Director James Ivory and screenwriter Ruth Prawer Jhabvala have painstakingly adapted two outstanding novels by Evan S. Connell about the strained marriage of a ramrod-stiff Kansas City lawyer and his inhibited wife. The film tells the story of Walter and India Bridge, played by Paul Newman and Joanne Woodward, by means of a series of vignettes that move through the Thirties and Forties as their children grow up and go off to worlds more violent, erotic and dangerous than anything the Bridges have encountered in their cocoon of rigid formality.
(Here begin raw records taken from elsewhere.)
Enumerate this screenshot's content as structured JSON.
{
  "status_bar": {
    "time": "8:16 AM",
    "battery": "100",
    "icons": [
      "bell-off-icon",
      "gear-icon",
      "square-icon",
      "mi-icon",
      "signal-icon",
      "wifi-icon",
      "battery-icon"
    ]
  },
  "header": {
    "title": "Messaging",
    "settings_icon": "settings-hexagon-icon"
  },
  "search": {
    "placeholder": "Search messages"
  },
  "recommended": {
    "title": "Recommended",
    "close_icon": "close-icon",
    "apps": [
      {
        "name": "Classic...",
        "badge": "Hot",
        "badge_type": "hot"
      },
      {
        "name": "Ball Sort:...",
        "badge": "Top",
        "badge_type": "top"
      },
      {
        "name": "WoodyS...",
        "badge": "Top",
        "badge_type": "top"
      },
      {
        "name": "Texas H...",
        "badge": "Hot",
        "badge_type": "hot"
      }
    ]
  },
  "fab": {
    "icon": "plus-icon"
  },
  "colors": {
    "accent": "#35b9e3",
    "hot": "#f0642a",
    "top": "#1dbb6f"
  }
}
The film is dawdling, sometimes maddeningly so, but Newman and Woodward deliver lovingly detailed and bruisingly true performances that not only command attention but richly reward it. Blythe Danner, as India's stifled friend, and Diane Kagan, as Walter's fed-up secretary (the scene in which she tells the bastard off is a gem), also contribute powerfully to this elegant and exacting anatomy of a marriage.
From The Archives Issue 175: December 5, 1974